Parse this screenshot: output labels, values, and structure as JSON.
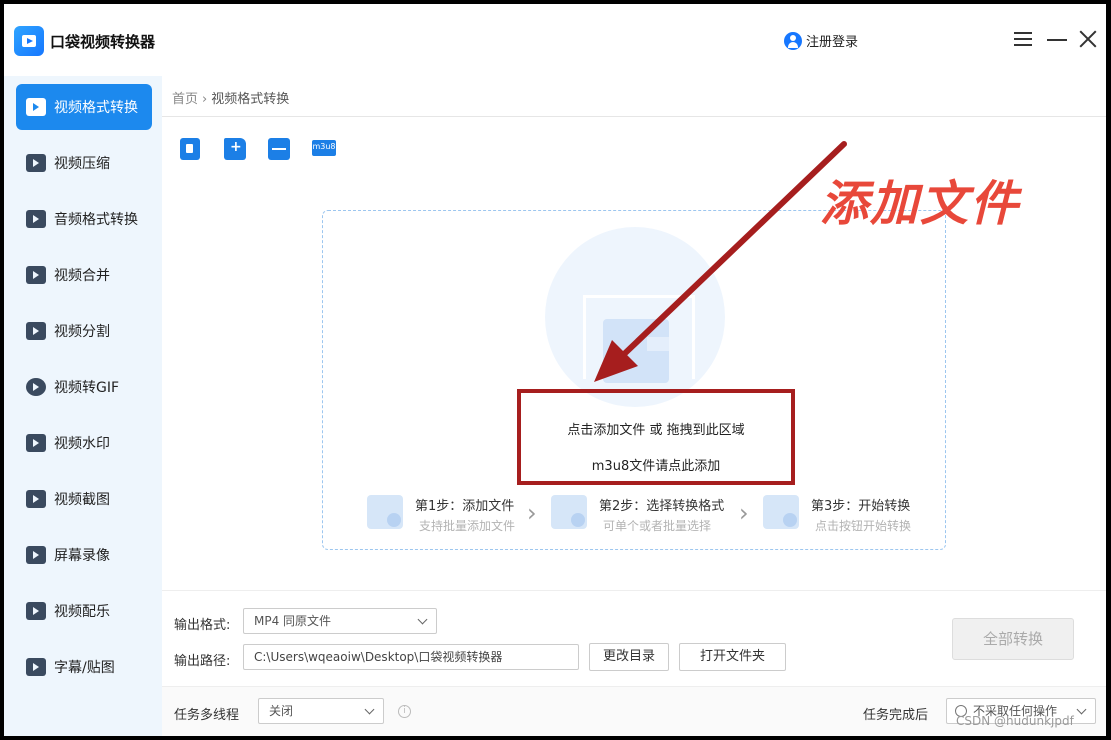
{
  "app": {
    "title": "口袋视频转换器",
    "login_label": "注册登录"
  },
  "sidebar": {
    "items": [
      {
        "label": "视频格式转换",
        "icon": "convert-icon",
        "active": true
      },
      {
        "label": "视频压缩",
        "icon": "compress-icon"
      },
      {
        "label": "音频格式转换",
        "icon": "audio-convert-icon"
      },
      {
        "label": "视频合并",
        "icon": "merge-icon"
      },
      {
        "label": "视频分割",
        "icon": "split-icon"
      },
      {
        "label": "视频转GIF",
        "icon": "gif-icon"
      },
      {
        "label": "视频水印",
        "icon": "watermark-icon"
      },
      {
        "label": "视频截图",
        "icon": "screenshot-icon"
      },
      {
        "label": "屏幕录像",
        "icon": "screen-record-icon"
      },
      {
        "label": "视频配乐",
        "icon": "music-icon"
      },
      {
        "label": "字幕/贴图",
        "icon": "subtitle-icon"
      }
    ]
  },
  "breadcrumb": {
    "home": "首页",
    "current": "视频格式转换"
  },
  "toolbar": {
    "m3u8_label": "m3u8"
  },
  "annotation": {
    "text": "添加文件"
  },
  "dropzone": {
    "hint_primary": "点击添加文件 或 拖拽到此区域",
    "hint_m3u8": "m3u8文件请点此添加",
    "steps": [
      {
        "title": "第1步：添加文件",
        "desc": "支持批量添加文件"
      },
      {
        "title": "第2步：选择转换格式",
        "desc": "可单个或者批量选择"
      },
      {
        "title": "第3步：开始转换",
        "desc": "点击按钮开始转换"
      }
    ]
  },
  "output": {
    "format_label": "输出格式:",
    "format_value": "MP4  同原文件",
    "path_label": "输出路径:",
    "path_value": "C:\\Users\\wqeaoiw\\Desktop\\口袋视频转换器",
    "change_dir": "更改目录",
    "open_folder": "打开文件夹",
    "convert_all": "全部转换"
  },
  "footer": {
    "multithread_label": "任务多线程",
    "multithread_value": "关闭",
    "after_done_label": "任务完成后",
    "after_done_value": "不采取任何操作"
  },
  "watermark": "CSDN @hudunkjpdf",
  "colors": {
    "accent": "#1c89ee",
    "annotation": "#e8483a",
    "annotation_box": "#a61e1e"
  }
}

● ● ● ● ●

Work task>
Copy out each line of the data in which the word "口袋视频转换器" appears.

Answer section>
    "title": "口袋视频转换器",
    "path_value": "C:\\Users\\wqeaoiw\\Desktop\\口袋视频转换器",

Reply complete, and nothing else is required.